• [WHAT TO WORK ON]:
Say how many lines of the material below contain the word "join", with no other words.

========================================

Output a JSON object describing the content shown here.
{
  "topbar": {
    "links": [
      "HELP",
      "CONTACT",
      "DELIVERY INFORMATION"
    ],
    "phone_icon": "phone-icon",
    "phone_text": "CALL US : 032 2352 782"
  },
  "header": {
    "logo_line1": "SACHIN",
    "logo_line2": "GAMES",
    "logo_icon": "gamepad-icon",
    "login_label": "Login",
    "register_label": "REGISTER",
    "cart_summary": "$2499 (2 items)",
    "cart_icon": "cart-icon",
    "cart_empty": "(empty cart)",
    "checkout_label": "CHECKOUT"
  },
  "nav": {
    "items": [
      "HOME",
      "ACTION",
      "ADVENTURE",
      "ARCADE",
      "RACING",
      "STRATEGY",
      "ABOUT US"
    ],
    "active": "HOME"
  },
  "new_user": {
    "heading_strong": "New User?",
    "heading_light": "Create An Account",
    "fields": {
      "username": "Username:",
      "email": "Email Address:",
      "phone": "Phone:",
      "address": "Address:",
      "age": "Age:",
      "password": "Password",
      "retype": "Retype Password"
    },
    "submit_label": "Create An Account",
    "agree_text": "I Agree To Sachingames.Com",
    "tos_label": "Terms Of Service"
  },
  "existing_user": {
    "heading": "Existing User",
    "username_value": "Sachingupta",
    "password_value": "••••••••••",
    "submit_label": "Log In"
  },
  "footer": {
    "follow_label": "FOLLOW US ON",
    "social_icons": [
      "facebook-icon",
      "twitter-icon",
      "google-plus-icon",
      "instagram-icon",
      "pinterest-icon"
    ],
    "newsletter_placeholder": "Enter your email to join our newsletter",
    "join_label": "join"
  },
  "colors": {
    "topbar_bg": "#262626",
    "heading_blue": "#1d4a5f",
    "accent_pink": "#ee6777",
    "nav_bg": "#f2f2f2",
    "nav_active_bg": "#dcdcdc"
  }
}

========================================

• [ANSWER TO THIS PROBLEM]:
2